Flickr: Lunar Eclipse
The most recently uploaded photos tagged with lunar and eclipse.

Totenkopf Toaster SKULL-Toast
This German toaster brands a skull and crossbones graphic on the toasted bread. [ via ]

Autumn and the Plot Against Me
An interesting personal research piece about tracking the origins of a Windows XP wallpaper photo.

Say What Again (high res)
A cleverly animated textual take on Marcellus Wallace's "Say What Again" dialogue in Pulp Fiction by Jarratt Moody. [ via ]

'Infomania' worse than marijuana
"Workers distracted by email and phone calls suffer a fall in IQ more than twice that found in marijuana smokers, new research has claimed."

Jimmy Kimmel: Takei to Hardaway
An amusing bit by George Takei who addresses shamed basketball star Tim Hardaway's recent anti-gay statements.

NZ fishermen land colossal squid
Of specific note is the enlarged picture of the caught 33 foot, 990 pound Mesonychoteuthis hamiltoni.

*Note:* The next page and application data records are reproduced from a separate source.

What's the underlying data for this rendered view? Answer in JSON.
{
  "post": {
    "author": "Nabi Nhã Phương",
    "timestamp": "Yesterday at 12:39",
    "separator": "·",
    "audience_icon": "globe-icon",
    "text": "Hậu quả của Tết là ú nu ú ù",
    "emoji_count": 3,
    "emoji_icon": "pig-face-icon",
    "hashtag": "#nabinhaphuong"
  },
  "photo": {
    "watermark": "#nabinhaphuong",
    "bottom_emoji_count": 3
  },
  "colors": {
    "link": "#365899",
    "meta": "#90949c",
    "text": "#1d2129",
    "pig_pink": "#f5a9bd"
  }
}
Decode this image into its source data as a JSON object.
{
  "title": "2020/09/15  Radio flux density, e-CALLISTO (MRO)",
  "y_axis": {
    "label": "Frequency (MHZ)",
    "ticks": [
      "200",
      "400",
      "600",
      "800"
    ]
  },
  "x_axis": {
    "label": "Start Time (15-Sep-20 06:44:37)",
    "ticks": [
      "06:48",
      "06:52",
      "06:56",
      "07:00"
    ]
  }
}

Better Uses for $1.52 Billion
In the wake of Microsoft's loss in their $1.52 billion dollar patent infringement suit, Mike Davidson comes up with some alternative uses for that sizeable sum.

Finding your way back home
A nice newspaper article about adults returning to their childhood homes and making them their own. It features Jeff Tabaco whose site I have read for years.

Star Trek Voice Operated Dimmer
Features sound effects and the voice of Majel Barrett-Roddenberry. [ via ]

Steampunk Keyboard Mod
An immaculately designed and built retro-style computer keyboard constructed with classic typewriter keys and custom detailing. [ via ]

Every Star Trek reference in Family Guy ever!
'Nuff said.